I was in Myanmar for a few weeks in the fall of 2009, as a documentary expert and delegate for the State Department-sponsored American Documentary Showcase and will represent them again in China in 2010. The Showcase sends delegations consisting of an Expert and one or two filmmakers to countries around the world, working with the American Embassies in each location. Because of my decade of work with Chinese documentary filmmakers and numerous trips to China, I was tapped by the Director of the Showcase for the astounding opportunity of screening American documentary films, selected by Showcase Director and Curator Betsy McLane, for live audiences in both Yangon and Mandalay. Each screening was followed by a discussion, where the Burmese audiences exhibited amazing insight, curiosity and recall in their questions and comments relating to the films and to life in the United States. The films selected were from a very broad range of filmmakers, and represented a vast array of subjects, from critical to exploratory to celebratory.

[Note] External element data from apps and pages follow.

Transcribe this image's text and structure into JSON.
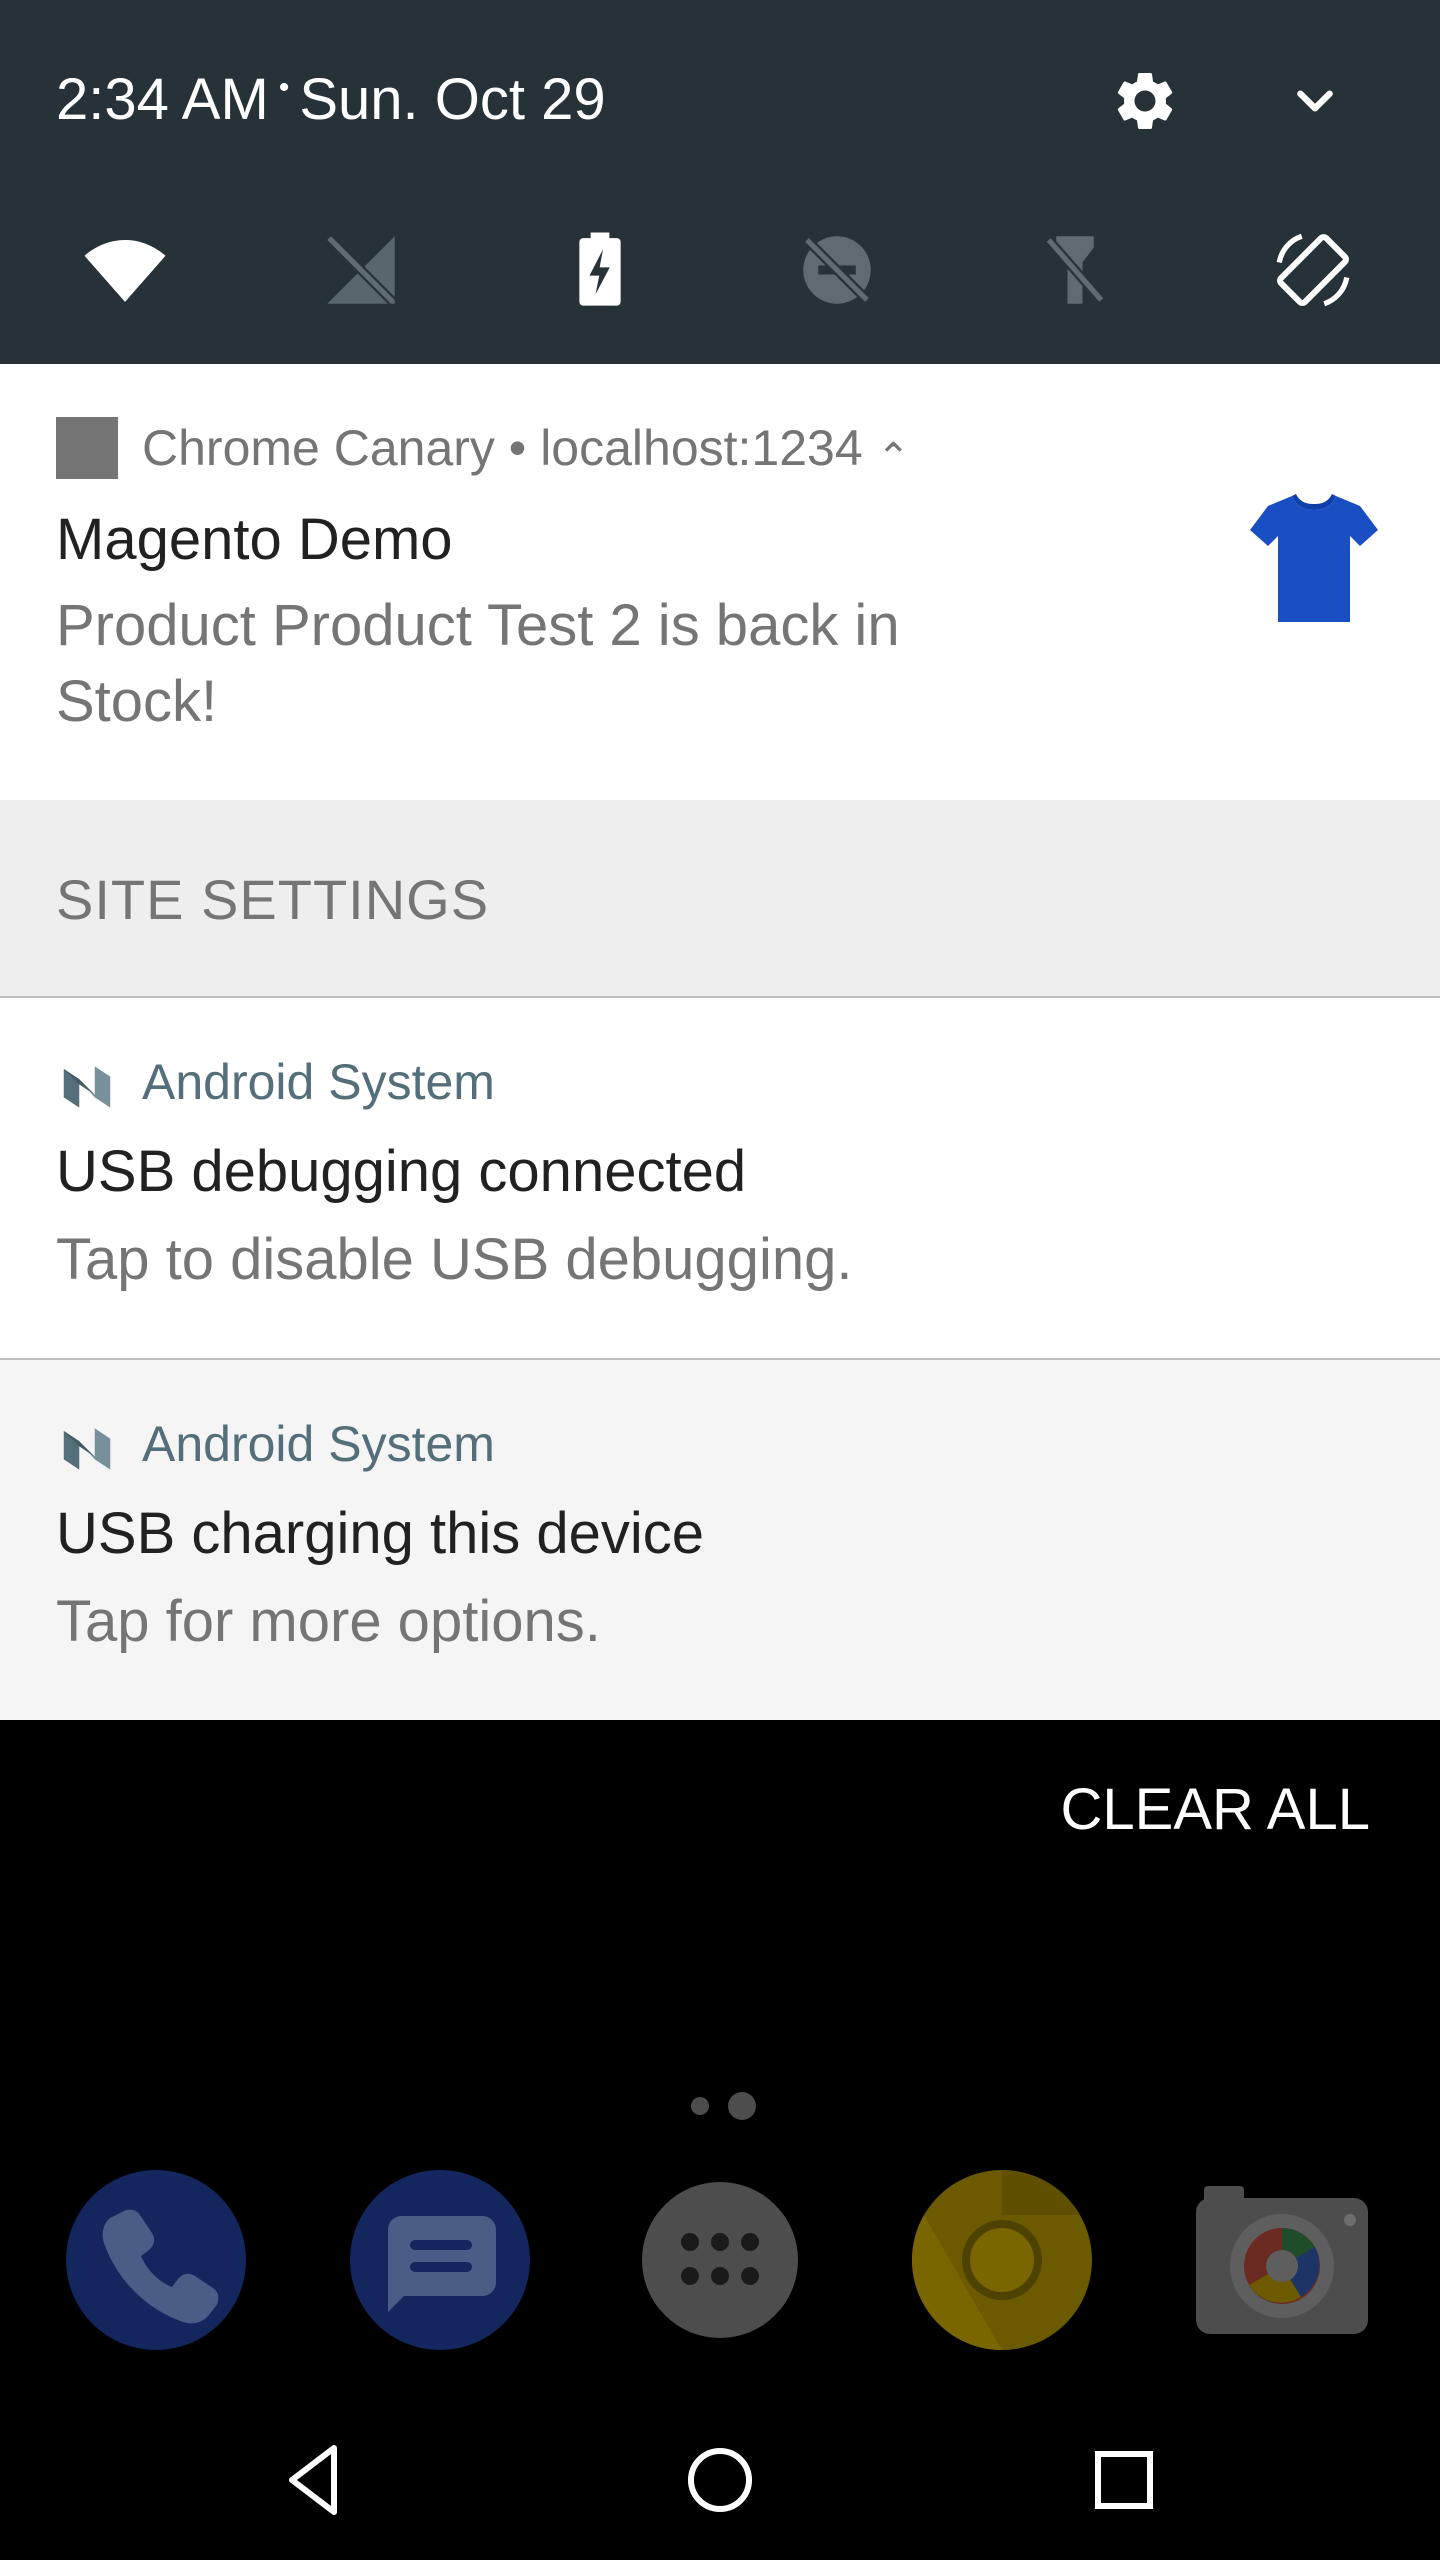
{
  "status": {
    "time": "2:34 AM",
    "separator": "•",
    "date": "Sun. Oct 29"
  },
  "quick_settings": {
    "icons": [
      "settings-gear-icon",
      "expand-chevron-icon"
    ],
    "tiles": [
      "wifi-icon",
      "mobile-data-off-icon",
      "battery-charging-icon",
      "do-not-disturb-off-icon",
      "flashlight-off-icon",
      "auto-rotate-icon"
    ]
  },
  "notifications": [
    {
      "app": "Chrome Canary • localhost:1234",
      "expander": "⌃",
      "title": "Magento Demo",
      "text": "Product Product Test 2 is back in Stock!",
      "thumbnail": "blue-tshirt-image"
    },
    {
      "app": "Android System",
      "title": "USB debugging connected",
      "text": "Tap to disable USB debugging."
    },
    {
      "app": "Android System",
      "title": "USB charging this device",
      "text": "Tap for more options."
    }
  ],
  "site_settings": {
    "label": "SITE SETTINGS"
  },
  "clear_all": {
    "label": "CLEAR ALL"
  },
  "dock": [
    "phone-icon",
    "messages-icon",
    "app-drawer-icon",
    "chrome-canary-icon",
    "camera-icon"
  ],
  "navigation": [
    "back-icon",
    "home-icon",
    "recents-icon"
  ],
  "colors": {
    "header_bg": "#263238",
    "android_system_text": "#546e7a",
    "secondary_text": "#757575"
  }
}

The frank, open nature of the program selection and discussions both shocked and pleased the audiences.
As part of the Showcase work, I was asked to take multiple copies of American magazines on documentary film and the film industry, which now reside in American Embassy-run libraries in both Yangon and Mandalay. Along with these, I was able to provide copies of Kosmos Journal to both American Embassy staff and the libraries open to the Burmese public. I have no doubt that these magazines and the Journal are being read with the same intense focus and deep appreciation I saw in audiences for the films. It is a tiny action in a way, but one that may have untold ripples through time.
I have worked for quite a few years in a field I like to think of as documentary diplomacy. As an anthropologist with training in film production, I have worked with intercultural documentaries for the Smithsonian, several universities, film festivals and a Chicago PBS station, as well as other venues. This year, Living Earth Television (LETV), a nonprofit organization dedicated to sharing quality community television globally, will broadcast the first of a series of award winning Chinese documentaries on LinkTV and some PBS stations starting in September. And Myanmar State Television will broadcast American environmental documentaries LETV has secured for them, in response to their request following the Showcase visit.
Documentary, and the printed word, as exquisitely represented by Kosmos Journal, are simple, direct and amazingly powerful routes to intercultural understanding, which in itself is so critical to the vision of the global commons. At the grassroots level, a simple offer of a journal or screening of a documentary can touch minds and hearts forever.
Living Earth Television
Martha Foster’s article Kosmos Comes to Myanmar, as well as the accompanying photographs, can be found in the Fall|Winter 2010 issue of Kosmos Journal.
Martha Foster is a leading specialist in international documentary film and television. With graduate education in both anthropology and media, she has worked with universities, museums, festivals and broadcasters in the United States and Asia, created a highly prestigious juried international documentary festival